The Duke of Cambridge showed off his "buff credentials" when he donned a wetsuit and went scuba diving to mark becoming president of the activity's governing body.
Wearing a mask, air cylinder, regulator, buoyancy device and fins, William swam to the bottom of an open-air pool with a group of other divers at a local authority sports centre near Covent Garden in central London.
William is a keen diver and has become the third generation of the monarchy to take the helm of the British Sub-Aqua Club (Bsac), following in the footsteps of his father, the Prince of Wales, and grandfather, the Duke of Edinburgh.
At the Oasis Sports Centre the Duke was joined by Charles who had been Bsac president for 40 years until his son took over in May.
William who has dived in Anglesey, where he used to be stationed as an RAF search and rescue pilot, and in warmer locations overseas, joked he hoped Prince George would follow the family tradition.
He told senior Bsac members and their guests: "It's a great honour to be here with my father and accept the presidency of the British Sub-Aqua Club, continuing that from my grandfather as well."
He added: "I hope that one day my son George might follow in our footsteps.
"For the moment bath time is quite painful, but I imagine as he gets a little bit older, donning a mask and snorkel might calm him down."
Charles also gave a farewell speech after being made an honorary life member of the organisation.
He said: "I'm delighted that my eldest son is taking over from me."
The Prince, who has dived to the Tudor warship Mary Rose and in the Arctic, added: "I can only assume that his interest probably stems from the fact that I threw him into the swimming pool on many occasions - instead of putting him off, it actually enthused him, so I'm thrilled that he has decided to carry on the tradition started really by my father."
He added joking: "I know my eldest son will now demonstrate his buff credentials, by leaping bodily into this very welcoming - and I didn't realise existed - swimming pool."
William's dip in the pool began with him joining a group of six youngsters who were having a snorkelling lesson in the shallow end.
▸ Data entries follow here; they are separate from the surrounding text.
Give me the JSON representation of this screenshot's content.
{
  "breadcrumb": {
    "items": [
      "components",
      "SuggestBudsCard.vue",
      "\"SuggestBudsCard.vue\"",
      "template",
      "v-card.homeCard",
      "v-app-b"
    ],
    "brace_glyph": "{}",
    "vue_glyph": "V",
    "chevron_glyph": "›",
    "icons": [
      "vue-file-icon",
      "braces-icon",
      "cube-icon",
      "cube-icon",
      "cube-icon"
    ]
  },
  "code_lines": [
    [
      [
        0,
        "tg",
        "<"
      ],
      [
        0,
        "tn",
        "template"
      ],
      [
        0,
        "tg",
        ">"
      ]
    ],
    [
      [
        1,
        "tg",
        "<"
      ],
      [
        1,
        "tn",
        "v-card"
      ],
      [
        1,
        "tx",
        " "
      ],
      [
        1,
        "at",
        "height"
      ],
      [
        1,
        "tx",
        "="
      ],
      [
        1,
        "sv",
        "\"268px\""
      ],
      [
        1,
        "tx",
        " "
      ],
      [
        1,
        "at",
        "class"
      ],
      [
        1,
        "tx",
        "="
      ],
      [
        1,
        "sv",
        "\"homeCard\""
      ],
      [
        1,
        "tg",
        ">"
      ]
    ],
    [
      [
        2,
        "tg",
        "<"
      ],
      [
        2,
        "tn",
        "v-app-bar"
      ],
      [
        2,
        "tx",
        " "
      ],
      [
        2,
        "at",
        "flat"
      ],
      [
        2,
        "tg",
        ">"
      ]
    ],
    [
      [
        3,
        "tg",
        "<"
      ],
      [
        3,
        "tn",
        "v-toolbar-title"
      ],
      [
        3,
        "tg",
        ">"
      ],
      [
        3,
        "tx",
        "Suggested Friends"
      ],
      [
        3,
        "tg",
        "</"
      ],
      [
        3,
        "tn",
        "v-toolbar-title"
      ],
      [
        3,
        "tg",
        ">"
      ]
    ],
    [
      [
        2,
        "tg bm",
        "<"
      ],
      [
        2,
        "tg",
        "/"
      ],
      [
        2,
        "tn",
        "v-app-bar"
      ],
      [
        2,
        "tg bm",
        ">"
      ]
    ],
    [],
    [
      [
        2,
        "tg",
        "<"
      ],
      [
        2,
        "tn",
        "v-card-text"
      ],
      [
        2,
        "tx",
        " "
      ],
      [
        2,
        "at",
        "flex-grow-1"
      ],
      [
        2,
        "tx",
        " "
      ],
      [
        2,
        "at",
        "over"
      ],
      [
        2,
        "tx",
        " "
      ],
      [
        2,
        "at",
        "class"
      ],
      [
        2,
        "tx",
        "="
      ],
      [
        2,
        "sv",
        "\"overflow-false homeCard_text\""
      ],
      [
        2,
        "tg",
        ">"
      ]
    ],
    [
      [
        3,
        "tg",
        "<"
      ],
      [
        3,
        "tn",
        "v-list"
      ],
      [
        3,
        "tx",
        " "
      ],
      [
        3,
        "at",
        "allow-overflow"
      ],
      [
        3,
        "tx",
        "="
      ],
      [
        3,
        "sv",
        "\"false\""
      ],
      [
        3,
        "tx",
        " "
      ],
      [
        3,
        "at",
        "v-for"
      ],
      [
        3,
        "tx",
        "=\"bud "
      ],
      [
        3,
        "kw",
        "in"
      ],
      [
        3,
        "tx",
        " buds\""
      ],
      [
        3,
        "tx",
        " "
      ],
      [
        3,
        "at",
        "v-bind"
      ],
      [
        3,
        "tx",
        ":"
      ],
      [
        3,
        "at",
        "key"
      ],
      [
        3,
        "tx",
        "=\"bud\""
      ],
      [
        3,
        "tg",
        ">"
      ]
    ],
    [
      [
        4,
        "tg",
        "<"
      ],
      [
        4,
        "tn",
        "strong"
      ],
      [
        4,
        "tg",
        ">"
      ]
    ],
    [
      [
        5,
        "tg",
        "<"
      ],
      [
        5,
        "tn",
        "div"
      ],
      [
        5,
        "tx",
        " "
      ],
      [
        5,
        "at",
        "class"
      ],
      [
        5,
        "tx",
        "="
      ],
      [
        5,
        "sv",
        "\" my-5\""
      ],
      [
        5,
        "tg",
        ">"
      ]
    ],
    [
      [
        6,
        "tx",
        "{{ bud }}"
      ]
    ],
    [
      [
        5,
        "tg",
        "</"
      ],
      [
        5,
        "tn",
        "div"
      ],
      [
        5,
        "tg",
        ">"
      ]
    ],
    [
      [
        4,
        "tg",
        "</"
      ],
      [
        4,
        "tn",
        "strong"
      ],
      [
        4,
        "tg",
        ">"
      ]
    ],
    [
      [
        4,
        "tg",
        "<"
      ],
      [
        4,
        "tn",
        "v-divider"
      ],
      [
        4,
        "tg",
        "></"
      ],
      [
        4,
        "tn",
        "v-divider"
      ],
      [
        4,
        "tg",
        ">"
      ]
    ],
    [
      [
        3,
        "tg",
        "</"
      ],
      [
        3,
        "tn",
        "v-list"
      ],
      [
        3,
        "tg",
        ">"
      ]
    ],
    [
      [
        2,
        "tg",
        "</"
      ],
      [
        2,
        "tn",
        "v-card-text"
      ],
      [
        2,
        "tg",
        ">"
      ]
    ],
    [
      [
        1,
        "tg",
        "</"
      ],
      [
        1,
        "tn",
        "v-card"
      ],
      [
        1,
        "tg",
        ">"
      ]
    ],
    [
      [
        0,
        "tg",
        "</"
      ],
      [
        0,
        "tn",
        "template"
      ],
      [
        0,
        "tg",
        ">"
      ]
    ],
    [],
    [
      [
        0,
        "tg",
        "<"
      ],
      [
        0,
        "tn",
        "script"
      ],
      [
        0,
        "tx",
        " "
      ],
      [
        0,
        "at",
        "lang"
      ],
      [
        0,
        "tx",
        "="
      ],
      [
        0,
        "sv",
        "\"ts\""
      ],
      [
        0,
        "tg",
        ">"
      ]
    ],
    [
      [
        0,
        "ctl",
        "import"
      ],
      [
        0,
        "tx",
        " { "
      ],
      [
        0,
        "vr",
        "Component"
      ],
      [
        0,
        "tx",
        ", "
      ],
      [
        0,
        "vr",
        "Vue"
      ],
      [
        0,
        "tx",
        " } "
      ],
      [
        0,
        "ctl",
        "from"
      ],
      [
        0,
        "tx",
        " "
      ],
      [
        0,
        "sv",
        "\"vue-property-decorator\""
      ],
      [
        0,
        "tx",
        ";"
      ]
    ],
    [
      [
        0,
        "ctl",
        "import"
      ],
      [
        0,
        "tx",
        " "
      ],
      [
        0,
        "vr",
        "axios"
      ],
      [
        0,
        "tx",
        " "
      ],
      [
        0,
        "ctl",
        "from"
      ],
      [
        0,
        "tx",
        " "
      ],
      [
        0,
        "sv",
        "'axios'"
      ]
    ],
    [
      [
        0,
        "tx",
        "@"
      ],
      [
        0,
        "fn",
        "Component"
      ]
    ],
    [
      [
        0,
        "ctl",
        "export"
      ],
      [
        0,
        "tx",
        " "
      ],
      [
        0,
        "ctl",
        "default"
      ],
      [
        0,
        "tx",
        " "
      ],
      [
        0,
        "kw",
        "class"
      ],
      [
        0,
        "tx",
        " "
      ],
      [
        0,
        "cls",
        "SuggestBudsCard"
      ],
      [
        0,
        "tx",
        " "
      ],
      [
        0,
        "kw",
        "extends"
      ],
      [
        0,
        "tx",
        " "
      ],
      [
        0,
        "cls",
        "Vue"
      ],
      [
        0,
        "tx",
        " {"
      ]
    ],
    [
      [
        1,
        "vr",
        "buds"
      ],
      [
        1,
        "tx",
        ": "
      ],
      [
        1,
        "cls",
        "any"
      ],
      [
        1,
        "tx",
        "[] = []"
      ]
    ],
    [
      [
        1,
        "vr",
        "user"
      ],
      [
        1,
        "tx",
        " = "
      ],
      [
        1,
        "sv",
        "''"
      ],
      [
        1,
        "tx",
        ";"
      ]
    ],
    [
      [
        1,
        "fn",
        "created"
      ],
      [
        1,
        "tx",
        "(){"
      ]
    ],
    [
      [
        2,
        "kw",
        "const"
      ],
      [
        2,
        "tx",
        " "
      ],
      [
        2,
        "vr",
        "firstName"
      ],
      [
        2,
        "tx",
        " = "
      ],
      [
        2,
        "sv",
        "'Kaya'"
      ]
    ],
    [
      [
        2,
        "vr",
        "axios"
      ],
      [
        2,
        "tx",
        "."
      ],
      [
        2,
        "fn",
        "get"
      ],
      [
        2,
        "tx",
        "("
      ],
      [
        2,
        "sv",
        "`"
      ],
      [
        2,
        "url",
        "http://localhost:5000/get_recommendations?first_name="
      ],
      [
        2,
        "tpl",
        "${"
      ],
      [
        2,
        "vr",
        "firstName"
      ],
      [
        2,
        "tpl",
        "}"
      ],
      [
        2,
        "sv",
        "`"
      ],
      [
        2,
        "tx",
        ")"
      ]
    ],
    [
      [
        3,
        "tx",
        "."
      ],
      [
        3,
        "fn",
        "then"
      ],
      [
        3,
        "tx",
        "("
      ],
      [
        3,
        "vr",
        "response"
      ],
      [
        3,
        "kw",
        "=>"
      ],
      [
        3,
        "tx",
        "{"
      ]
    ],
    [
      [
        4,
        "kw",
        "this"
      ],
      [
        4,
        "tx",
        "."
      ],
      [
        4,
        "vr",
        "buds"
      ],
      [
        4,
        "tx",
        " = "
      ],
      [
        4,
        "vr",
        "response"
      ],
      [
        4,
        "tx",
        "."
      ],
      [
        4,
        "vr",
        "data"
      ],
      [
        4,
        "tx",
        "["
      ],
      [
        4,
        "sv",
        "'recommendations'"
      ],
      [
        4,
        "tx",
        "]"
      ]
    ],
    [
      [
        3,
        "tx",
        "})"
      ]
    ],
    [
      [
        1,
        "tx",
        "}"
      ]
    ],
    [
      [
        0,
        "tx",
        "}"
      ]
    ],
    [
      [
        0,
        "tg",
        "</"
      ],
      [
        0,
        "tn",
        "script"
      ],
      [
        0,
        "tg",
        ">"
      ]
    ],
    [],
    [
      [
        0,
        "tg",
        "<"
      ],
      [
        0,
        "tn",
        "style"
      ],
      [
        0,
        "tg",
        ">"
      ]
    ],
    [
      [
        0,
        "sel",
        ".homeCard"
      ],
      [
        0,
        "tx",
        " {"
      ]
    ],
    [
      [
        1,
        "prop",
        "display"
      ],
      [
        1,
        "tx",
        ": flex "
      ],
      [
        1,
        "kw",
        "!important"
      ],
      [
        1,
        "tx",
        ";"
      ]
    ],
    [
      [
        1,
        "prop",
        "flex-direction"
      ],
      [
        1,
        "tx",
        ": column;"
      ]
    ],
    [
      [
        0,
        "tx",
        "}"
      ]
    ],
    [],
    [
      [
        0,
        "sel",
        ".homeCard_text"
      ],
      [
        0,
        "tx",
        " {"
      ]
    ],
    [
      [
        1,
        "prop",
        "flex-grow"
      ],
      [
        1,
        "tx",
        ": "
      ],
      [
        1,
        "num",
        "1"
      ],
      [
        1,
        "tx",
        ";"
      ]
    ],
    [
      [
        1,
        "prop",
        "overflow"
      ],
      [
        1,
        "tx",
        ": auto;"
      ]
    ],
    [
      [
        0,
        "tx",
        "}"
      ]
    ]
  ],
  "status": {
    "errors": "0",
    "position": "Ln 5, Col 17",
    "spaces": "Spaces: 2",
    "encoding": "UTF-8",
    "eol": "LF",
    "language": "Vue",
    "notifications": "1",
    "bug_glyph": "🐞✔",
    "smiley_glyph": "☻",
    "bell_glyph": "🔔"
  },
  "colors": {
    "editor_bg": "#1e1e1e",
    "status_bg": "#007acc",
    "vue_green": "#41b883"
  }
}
In bright summer sunshine they all sat in the water with their backs against the pool wall and listened to an instructor who was taking the schoolchildren through underwater hand signals.
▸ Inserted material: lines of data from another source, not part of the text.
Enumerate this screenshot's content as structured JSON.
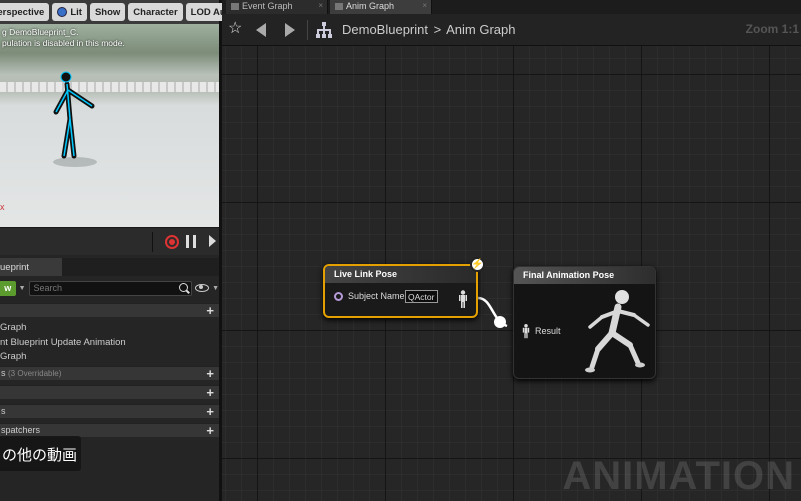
{
  "viewport": {
    "toolbar": {
      "perspective_label": "Perspective",
      "lit_label": "Lit",
      "show_label": "Show",
      "character_label": "Character",
      "lod_label": "LOD Auto"
    },
    "messages": [
      "g DemoBlueprint_C.",
      "pulation is disabled in this mode."
    ]
  },
  "my_blueprint": {
    "tab_label": "ueprint",
    "add_label": "w",
    "search_placeholder": "Search",
    "tree_items": [
      "Graph",
      "nt Blueprint Update Animation",
      "Graph"
    ],
    "sections": [
      {
        "label": "s",
        "sub": "(3 Overridable)"
      },
      {
        "label": "",
        "sub": ""
      },
      {
        "label": "s",
        "sub": ""
      },
      {
        "label": "spatchers",
        "sub": ""
      }
    ]
  },
  "subtitle": "の他の動画",
  "editor": {
    "tabs": [
      {
        "label": "Event Graph",
        "active": false
      },
      {
        "label": "Anim Graph",
        "active": true
      }
    ],
    "breadcrumb": {
      "root": "DemoBlueprint",
      "separator": ">",
      "current": "Anim Graph"
    },
    "zoom_label": "Zoom 1:1"
  },
  "nodes": {
    "live_link_pose": {
      "title": "Live Link Pose",
      "pin_label": "Subject Name",
      "subject_value": "QActor",
      "badge": "⚡"
    },
    "final_animation_pose": {
      "title": "Final Animation Pose",
      "pin_label": "Result"
    }
  },
  "watermark": "ANIMATION",
  "colors": {
    "selected_node_border": "#e3a000",
    "subject_pin": "#b59bd8",
    "add_button": "#5c9b2e",
    "character_highlight": "#00c8ff"
  }
}
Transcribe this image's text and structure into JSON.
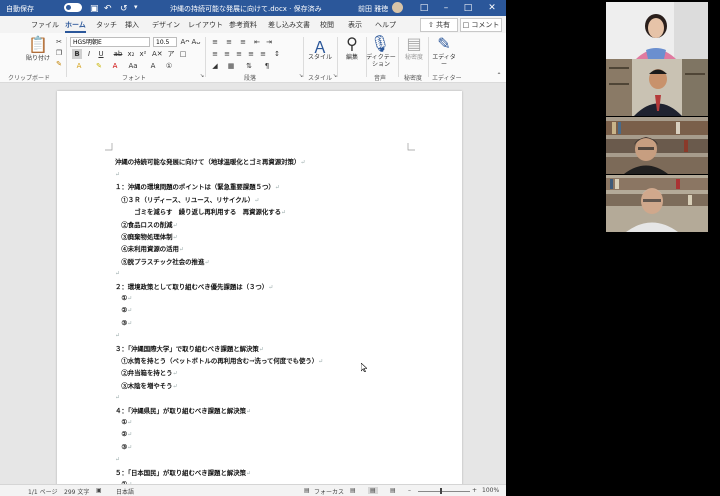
{
  "titlebar": {
    "autosave_label": "自動保存",
    "autosave_state": "オン",
    "document_title": "沖縄の持続可能な発展に向けて.docx · 保存済み",
    "user_name": "前田 雅徳"
  },
  "tabs": [
    "ファイル",
    "ホーム",
    "タッチ",
    "挿入",
    "デザイン",
    "レイアウト",
    "参考資料",
    "差し込み文書",
    "校閲",
    "表示",
    "ヘルプ"
  ],
  "active_tab": "ホーム",
  "share_label": "共有",
  "comment_label": "コメント",
  "ribbon": {
    "paste_label": "貼り付け",
    "font_name": "HGS明朝E",
    "font_size": "10.5",
    "groups": {
      "clipboard": "クリップボード",
      "font": "フォント",
      "paragraph": "段落",
      "styles": "スタイル",
      "voice": "音声",
      "sensitivity": "秘密度",
      "editor_group": "エディター"
    },
    "style_btn": "スタイル",
    "edit_btn": "編集",
    "dictate_btn": "ディクテーション",
    "sensitivity_btn": "秘密度",
    "editor_btn": "エディター"
  },
  "document": {
    "title": "沖縄の持続可能な発展に向けて（地球温暖化とゴミ再資源対策）",
    "lines": [
      {
        "text": "１：沖縄の環境問題のポイントは（緊急重要課題５つ）",
        "indent": 0,
        "gap": 2
      },
      {
        "text": "①３Ｒ（リディース、リユース、リサイクル）",
        "indent": 1,
        "gap": 0
      },
      {
        "text": "ゴミを減らす　繰り返し再利用する　再資源化する",
        "indent": 3,
        "gap": 0
      },
      {
        "text": "②食品ロスの削減",
        "indent": 1,
        "gap": 0
      },
      {
        "text": "③廃棄物処理体制",
        "indent": 1,
        "gap": 0
      },
      {
        "text": "④未利用資源の活用",
        "indent": 1,
        "gap": 0
      },
      {
        "text": "⑤脱プラスチック社会の推進",
        "indent": 1,
        "gap": 0
      },
      {
        "text": "２：環境政策として取り組むべき優先課題は（３つ）",
        "indent": 0,
        "gap": 2
      },
      {
        "text": "①",
        "indent": 1,
        "gap": 0
      },
      {
        "text": "②",
        "indent": 1,
        "gap": 0
      },
      {
        "text": "③",
        "indent": 1,
        "gap": 0
      },
      {
        "text": "３：「沖縄国際大学」で取り組むべき課題と解決策",
        "indent": 0,
        "gap": 2
      },
      {
        "text": "①水筒を持とう（ペットボトルの再利用含む→洗って何度でも使う）",
        "indent": 1,
        "gap": 0
      },
      {
        "text": "②弁当箱を持とう",
        "indent": 1,
        "gap": 0
      },
      {
        "text": "③木陰を増やそう",
        "indent": 1,
        "gap": 0
      },
      {
        "text": "４：「沖縄県民」が取り組むべき課題と解決策",
        "indent": 0,
        "gap": 2
      },
      {
        "text": "①",
        "indent": 1,
        "gap": 0
      },
      {
        "text": "②",
        "indent": 1,
        "gap": 0
      },
      {
        "text": "③",
        "indent": 1,
        "gap": 0
      },
      {
        "text": "５：「日本国民」が取り組むべき課題と解決策",
        "indent": 0,
        "gap": 2
      },
      {
        "text": "①",
        "indent": 1,
        "gap": 0
      }
    ]
  },
  "statusbar": {
    "page": "1/1 ページ",
    "words": "299 文字",
    "language": "日本語",
    "focus": "フォーカス",
    "zoom": "100%"
  },
  "colors": {
    "titlebar": "#2b579a",
    "accent": "#2b579a"
  }
}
The group then snorkelled a short distance one after the other, with the Duke's large frame quickly covering the water after a few flicks of his fins.
When it was announced a race would be staged, William joked: "Let's race, let's do it - give me a lead start."
But he finished joint second and said to the winner "you're too fast".
Eugene Farrell, Bsac's chairman, joined William in the pool and helped him put on his buoyancy device and air cylinder and the Duke changed his snorkel for a regulator.
William swam with a diving buddy, 17-year-old Tom Billingham, from Stourbridge, West Midlands, and the pair travelled into the deep end with the rest of their group before a taking part in a circuit.
The teenager said of William afterwards: "He's a natural, a proper seasoned diver.
"He gave clear, confident signals underwater. It looks like he's got it in his blood."
The British Sub-Aqua Club hopes that their new president will help attract new, younger members.
The Duchess of Cambridge is also known to have learnt to dive, like William, with Bsac, which is made up of 120 dive centres and 1,000-plus family friendly and sociable clubs, run by volunteers, up and down the country and abroad.
It represents more than 30,000 scuba divers and snorkellers and welcomes new members from complete beginners upwards, including those who have trained with other agencies.